But common sense tells us that if working men and women are happier, they should be more loyal employees, so these firms are short-sighted.

We also know that when men take paternity leave, they are more engaged with their kids and with the household and what it takes to run it. Just ask a new dad how hard it is to juggle the baby and the household, and the new appreciation they have gained for their spouse.

Make ‘returnships’ a reality

The Institute for Women’s Policy Research is calling for the government to create policies to ease the re-entry of caregivers back into full-time employment. Think of a “returnship” as a full-time paid internship for adults who have been out of the workforce for a while. Path Forward, which works with about 85 employers, is an organization whose mission is to empower people to restart their careers after they have focused on caregiving, works with such companies as Walmart, Amazon, Netflix and Facebook to support retraining.

Things are changing and women are finding their voice to achieve equality, but it is not fast enough. I hope that next year, I can write an uplifting article about the great strides we have made with gender parity. But for now, I want to share the words of Malala Yousafzai who has said it best; “I raise up my voice—not so that I can shout, but so that those without a voice can be heard. … We cannot all succeed when half of us are held back.”


This article was written by and presents the views of our contributing adviser, not the Kiplinger editorial staff. You can check adviser records with the SEC or with FINRA.

Neale Godfrey, Financial Literacy Expert
President & CEO, Children's Financial Network Inc.

Neale Godfrey is a New York Times #1 best-selling author of 27 books, which empower families (and their kids and grandkids) to take charge of their financial lives.
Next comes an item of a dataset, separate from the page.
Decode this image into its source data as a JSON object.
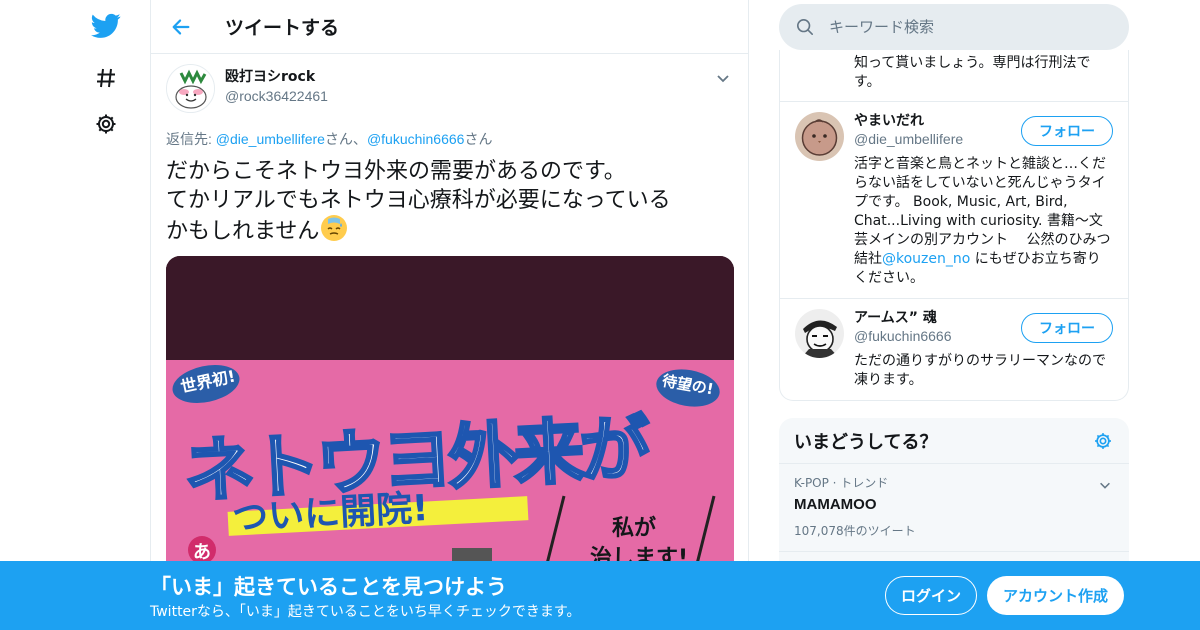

Godfrey started her journey with The Chase Manhattan Bank, joining as one of the first female executives, and later became president of The First Women's Bank and founder of The First Children's Bank. Neale pioneered the topic of "kids and money," which took off after her 13 appearances on "The Oprah Winfrey Show."